Believers must teach the next generation truth, prepare them for spiritual leadership, and fight battles with spiritual enemies so their children will not have to. But passing the baton to the next generation is different than aiming to build a legacy that will endure for generations to come. In the first, the ministry is the focus. In the second, a future reputation is what matters.
Scripture does command believers to care about their present reputation, especially among non-believers. 2 Peter 2:12 says “by keeping your conduct excellent among the Gentiles, so that in the thing which they slander you as evildoers, they may because of your good works, as they observe them, glorify God in the day of visitation.” But again, this is different than what we typically think of as legacy. It is about relational influence, for the good of others and the glory of God, not future reputation.
Of course, many men and women in the Bible left profound legacies behind. Hebrews 11 is the best-known example of this. Thousands of years after the lives of Abel, Enoch, Abraham, Moses, and so many others, we still look to them for guidance, and remember their lives, because of their faith. As verses 39-40 say “And all these, having gained approval through their faith, did not receive what was promised because God had provided something better for us, so that apart from us they would not be made perfect.” Over and over again, these figures were commended for their faith, and are remembered not because of their earthly accomplishments, but because of their faith and devotion.
Earlier in Hebrews 11, I think we begin to see an answer to my introductory question: should I design my life so that history will remember me in a particular way? The heroes of the faith did not design their lives with future reputation in mind; they did design their lives with future glory in mind. Life on this earth was full of hardship. Verses 36-38 say these heroes experienced “mocking and floggings, yes, also chains and imprisonment. They were stoned, they were sawn in two, they were tempted, they were put to death with the sword. They went about in sheepskins, in goatskins, being destitute, afflicted, mistreated (of whom the world was not worthy), wandering in desolate places and mountains and caves and holes in the ground.” I doubt these heroes of the faith would have endured such hardship if they were only doing so for the sake of their future reputation- their legacy after death. Their source of endurance and strength was a higher calling. They instead knew their need for a future home and a God who would meet them there.

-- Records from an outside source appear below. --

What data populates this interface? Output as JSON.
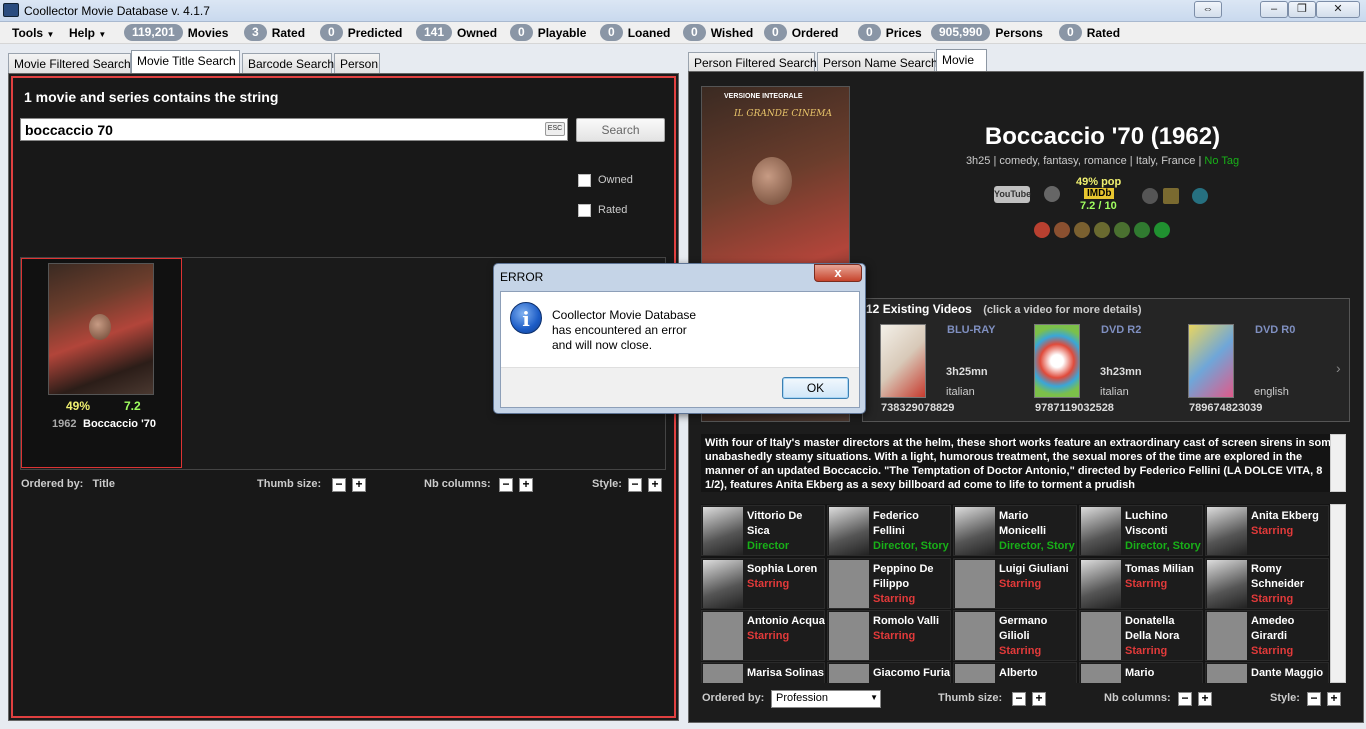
{
  "window": {
    "title": "Coollector Movie Database  v. 4.1.7"
  },
  "menu": {
    "tools": "Tools",
    "help": "Help"
  },
  "stats": [
    {
      "count": "119,201",
      "label": "Movies"
    },
    {
      "count": "3",
      "label": "Rated"
    },
    {
      "count": "0",
      "label": "Predicted"
    },
    {
      "count": "141",
      "label": "Owned"
    },
    {
      "count": "0",
      "label": "Playable"
    },
    {
      "count": "0",
      "label": "Loaned"
    },
    {
      "count": "0",
      "label": "Wished"
    },
    {
      "count": "0",
      "label": "Ordered"
    },
    {
      "count": "0",
      "label": "Prices"
    },
    {
      "count": "905,990",
      "label": "Persons"
    },
    {
      "count": "0",
      "label": "Rated"
    }
  ],
  "left_tabs": [
    "Movie Filtered Search",
    "Movie Title Search",
    "Barcode Search",
    "Person"
  ],
  "right_tabs": [
    "Person Filtered Search",
    "Person Name Search",
    "Movie"
  ],
  "search": {
    "heading": "1 movie and series contains the string",
    "value": "boccaccio 70",
    "esc": "ESC",
    "button": "Search",
    "owned_label": "Owned",
    "rated_label": "Rated"
  },
  "result": {
    "pop": "49%",
    "rating": "7.2",
    "year": "1962",
    "title": "Boccaccio '70"
  },
  "left_footer": {
    "ordered_by": "Ordered by:",
    "ordered_value": "Title",
    "thumb_size": "Thumb size:",
    "nb_columns": "Nb columns:",
    "style": "Style:",
    "minus": "−",
    "plus": "+"
  },
  "dialog": {
    "title": "ERROR",
    "close": "x",
    "message_lines": [
      "Coollector Movie Database",
      "has encountered an error",
      "and will now close."
    ],
    "ok": "OK",
    "icon": "i"
  },
  "movie": {
    "title": "Boccaccio '70 (1962)",
    "meta": "3h25 | comedy, fantasy, romance | Italy, France |",
    "tag": "No Tag",
    "pop": "49% pop",
    "imdb": "IMDb",
    "imdb_rating": "7.2 / 10",
    "youtube": "YouTube",
    "poster_top": "VERSIONE INTEGRALE",
    "poster_name": "IL GRANDE CINEMA"
  },
  "videos": {
    "count": "12",
    "label": "Existing Videos",
    "hint": "(click a video for more details)",
    "items": [
      {
        "format": "BLU-RAY",
        "duration": "3h25mn",
        "lang": "italian",
        "barcode": "738329078829"
      },
      {
        "format": "DVD R2",
        "duration": "3h23mn",
        "lang": "italian",
        "barcode": "9787119032528"
      },
      {
        "format": "DVD R0",
        "duration": "",
        "lang": "english",
        "barcode": "789674823039"
      }
    ]
  },
  "synopsis": "With four of Italy's master directors at the helm, these short works feature an extraordinary cast of screen sirens in some unabashedly steamy situations. With a light, humorous treatment, the sexual mores of the time are explored in the manner of an updated Boccaccio. \"The Temptation of Doctor Antonio,\" directed by Federico Fellini (LA DOLCE VITA, 8 1/2), features Anita Ekberg as a sexy billboard ad come to life to torment a prudish",
  "cast": [
    [
      {
        "name": "Vittorio De Sica",
        "role": "Director",
        "color": "green",
        "photo": true
      },
      {
        "name": "Federico Fellini",
        "role": "Director, Story",
        "color": "green",
        "photo": true
      },
      {
        "name": "Mario Monicelli",
        "role": "Director, Story",
        "color": "green",
        "photo": true
      },
      {
        "name": "Luchino Visconti",
        "role": "Director, Story",
        "color": "green",
        "photo": true
      },
      {
        "name": "Anita Ekberg",
        "role": "Starring",
        "color": "red",
        "photo": true
      }
    ],
    [
      {
        "name": "Sophia Loren",
        "role": "Starring",
        "color": "red",
        "photo": true
      },
      {
        "name": "Peppino De Filippo",
        "role": "Starring",
        "color": "red",
        "photo": false
      },
      {
        "name": "Luigi Giuliani",
        "role": "Starring",
        "color": "red",
        "photo": false
      },
      {
        "name": "Tomas Milian",
        "role": "Starring",
        "color": "red",
        "photo": true
      },
      {
        "name": "Romy Schneider",
        "role": "Starring",
        "color": "red",
        "photo": true
      }
    ],
    [
      {
        "name": "Antonio Acqua",
        "role": "Starring",
        "color": "red",
        "photo": false
      },
      {
        "name": "Romolo Valli",
        "role": "Starring",
        "color": "red",
        "photo": false
      },
      {
        "name": "Germano Gilioli",
        "role": "Starring",
        "color": "red",
        "photo": false
      },
      {
        "name": "Donatella Della Nora",
        "role": "Starring",
        "color": "red",
        "photo": false
      },
      {
        "name": "Amedeo Girardi",
        "role": "Starring",
        "color": "red",
        "photo": false
      }
    ],
    [
      {
        "name": "Marisa Solinas",
        "role": "",
        "color": "red",
        "photo": false
      },
      {
        "name": "Giacomo Furia",
        "role": "",
        "color": "red",
        "photo": false
      },
      {
        "name": "Alberto",
        "role": "",
        "color": "red",
        "photo": false
      },
      {
        "name": "Mario",
        "role": "",
        "color": "red",
        "photo": false
      },
      {
        "name": "Dante Maggio",
        "role": "",
        "color": "red",
        "photo": false
      }
    ]
  ],
  "right_footer": {
    "ordered_by": "Ordered by:",
    "ordered_value": "Profession",
    "thumb_size": "Thumb size:",
    "nb_columns": "Nb columns:",
    "style": "Style:",
    "minus": "−",
    "plus": "+"
  }
}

In the hall of faith, and the life of Wilberforce, we meet saints with extraordinary legacies, but we see no record that these heroes thought much about how history would judge them. Instead, they prioritized obedience.
They knew that one day they would meet their Creator, and when they did, the only thing from this life that would truly matter would be how conformed they were to the image of the Lord.
That message is particularly timely today. As the world talks about social justice, as it longs to “be on the right side of history,” it prioritizes a legacy of activism that is not unlike that of Wilberforce, yet ironically, Wilberforce himself didn’t care much about that legacy. He simply wanted to be like Christ. He would have been just as happy to have that happen and live in obscurity, but that was not God’s will for his life. Obscurity may be God’s plan for you and odds are history will likely forget you. Your great-great-grandchildren may not even know your name (I don’t know the names of my great-great-grandparents). This fact we must humbly accept. But if you are conformed to Christ’s image, your life will have as much value as Wilberforce or the other great heroes of the faith. You will achieve the same extraordinary goal as the greatest men and women who have ever lived- to live as a breathing testimony of Christ.
Corey Williams is the Chief Communication Officer at The Master’s Seminary.